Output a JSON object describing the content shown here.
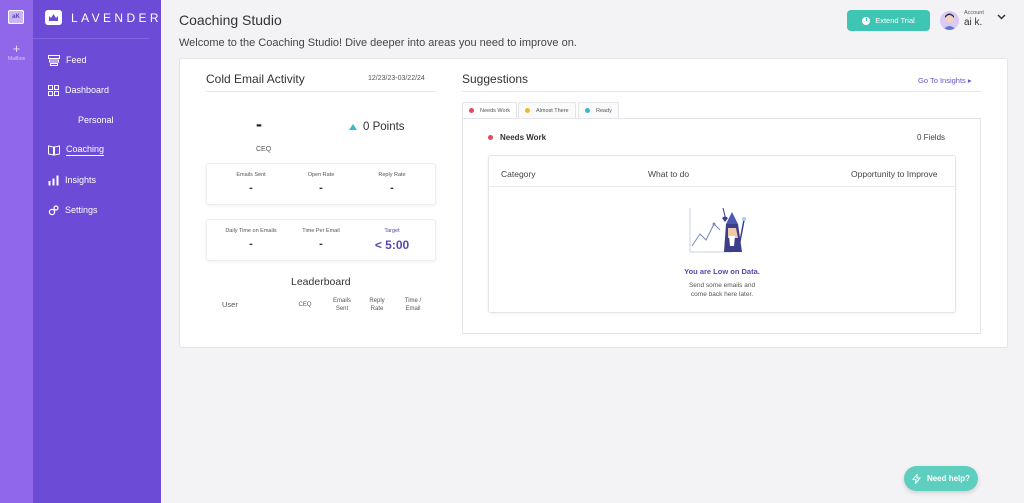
{
  "rail": {
    "workspace_initials": "aK",
    "add_label": "Mailbox"
  },
  "brand": {
    "name": "LAVENDER"
  },
  "nav": [
    {
      "label": "Feed",
      "icon": "feed-icon"
    },
    {
      "label": "Dashboard",
      "icon": "dashboard-icon"
    },
    {
      "label": "Personal"
    },
    {
      "label": "Coaching",
      "icon": "coaching-icon",
      "active": true
    },
    {
      "label": "Insights",
      "icon": "insights-icon"
    },
    {
      "label": "Settings",
      "icon": "settings-icon"
    }
  ],
  "header": {
    "title": "Coaching Studio",
    "subtitle": "Welcome to the Coaching Studio! Dive deeper into areas you need to improve on.",
    "extend_trial": "Extend Trial",
    "account_label": "Account",
    "account_name": "ai k."
  },
  "activity": {
    "title": "Cold Email Activity",
    "date_range": "12/23/23-03/22/24",
    "ceq_value": "-",
    "ceq_label": "CEQ",
    "points": "0 Points",
    "stats_row1": [
      {
        "label": "Emails Sent",
        "value": "-"
      },
      {
        "label": "Open Rate",
        "value": "-"
      },
      {
        "label": "Reply Rate",
        "value": "-"
      }
    ],
    "stats_row2": [
      {
        "label": "Daily Time on Emails",
        "value": "-"
      },
      {
        "label": "Time Per Email",
        "value": "-"
      },
      {
        "label": "Target",
        "value": "< 5:00"
      }
    ]
  },
  "leaderboard": {
    "title": "Leaderboard",
    "columns": [
      "User",
      "CEQ",
      "Emails Sent",
      "Reply Rate",
      "Time / Email"
    ]
  },
  "suggestions": {
    "title": "Suggestions",
    "goto_link": "Go To Insights ▸",
    "tabs": [
      {
        "label": "Needs Work",
        "color": "#e5485d"
      },
      {
        "label": "Almost There",
        "color": "#f0b92c"
      },
      {
        "label": "Ready",
        "color": "#3bb8d0"
      }
    ],
    "section_label": "Needs Work",
    "section_color": "#e5485d",
    "fields_count": "0 Fields",
    "table_headers": [
      "Category",
      "What to do",
      "Opportunity to Improve"
    ],
    "empty_title": "You are Low on Data.",
    "empty_line1": "Send some emails and",
    "empty_line2": "come back here later."
  },
  "help": {
    "label": "Need help?"
  }
}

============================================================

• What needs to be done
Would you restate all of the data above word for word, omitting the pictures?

• Result
Output a JSON object describing the content shown here.
{
  "rail": {
    "workspace_initials": "aK",
    "add_label": "Mailbox"
  },
  "brand": {
    "name": "LAVENDER"
  },
  "nav": [
    {
      "label": "Feed",
      "icon": "feed-icon"
    },
    {
      "label": "Dashboard",
      "icon": "dashboard-icon"
    },
    {
      "label": "Personal"
    },
    {
      "label": "Coaching",
      "icon": "coaching-icon",
      "active": true
    },
    {
      "label": "Insights",
      "icon": "insights-icon"
    },
    {
      "label": "Settings",
      "icon": "settings-icon"
    }
  ],
  "header": {
    "title": "Coaching Studio",
    "subtitle": "Welcome to the Coaching Studio! Dive deeper into areas you need to improve on.",
    "extend_trial": "Extend Trial",
    "account_label": "Account",
    "account_name": "ai k."
  },
  "activity": {
    "title": "Cold Email Activity",
    "date_range": "12/23/23-03/22/24",
    "ceq_value": "-",
    "ceq_label": "CEQ",
    "points": "0 Points",
    "stats_row1": [
      {
        "label": "Emails Sent",
        "value": "-"
      },
      {
        "label": "Open Rate",
        "value": "-"
      },
      {
        "label": "Reply Rate",
        "value": "-"
      }
    ],
    "stats_row2": [
      {
        "label": "Daily Time on Emails",
        "value": "-"
      },
      {
        "label": "Time Per Email",
        "value": "-"
      },
      {
        "label": "Target",
        "value": "< 5:00"
      }
    ]
  },
  "leaderboard": {
    "title": "Leaderboard",
    "columns": [
      "User",
      "CEQ",
      "Emails Sent",
      "Reply Rate",
      "Time / Email"
    ]
  },
  "suggestions": {
    "title": "Suggestions",
    "goto_link": "Go To Insights ▸",
    "tabs": [
      {
        "label": "Needs Work",
        "color": "#e5485d"
      },
      {
        "label": "Almost There",
        "color": "#f0b92c"
      },
      {
        "label": "Ready",
        "color": "#3bb8d0"
      }
    ],
    "section_label": "Needs Work",
    "section_color": "#e5485d",
    "fields_count": "0 Fields",
    "table_headers": [
      "Category",
      "What to do",
      "Opportunity to Improve"
    ],
    "empty_title": "You are Low on Data.",
    "empty_line1": "Send some emails and",
    "empty_line2": "come back here later."
  },
  "help": {
    "label": "Need help?"
  }
}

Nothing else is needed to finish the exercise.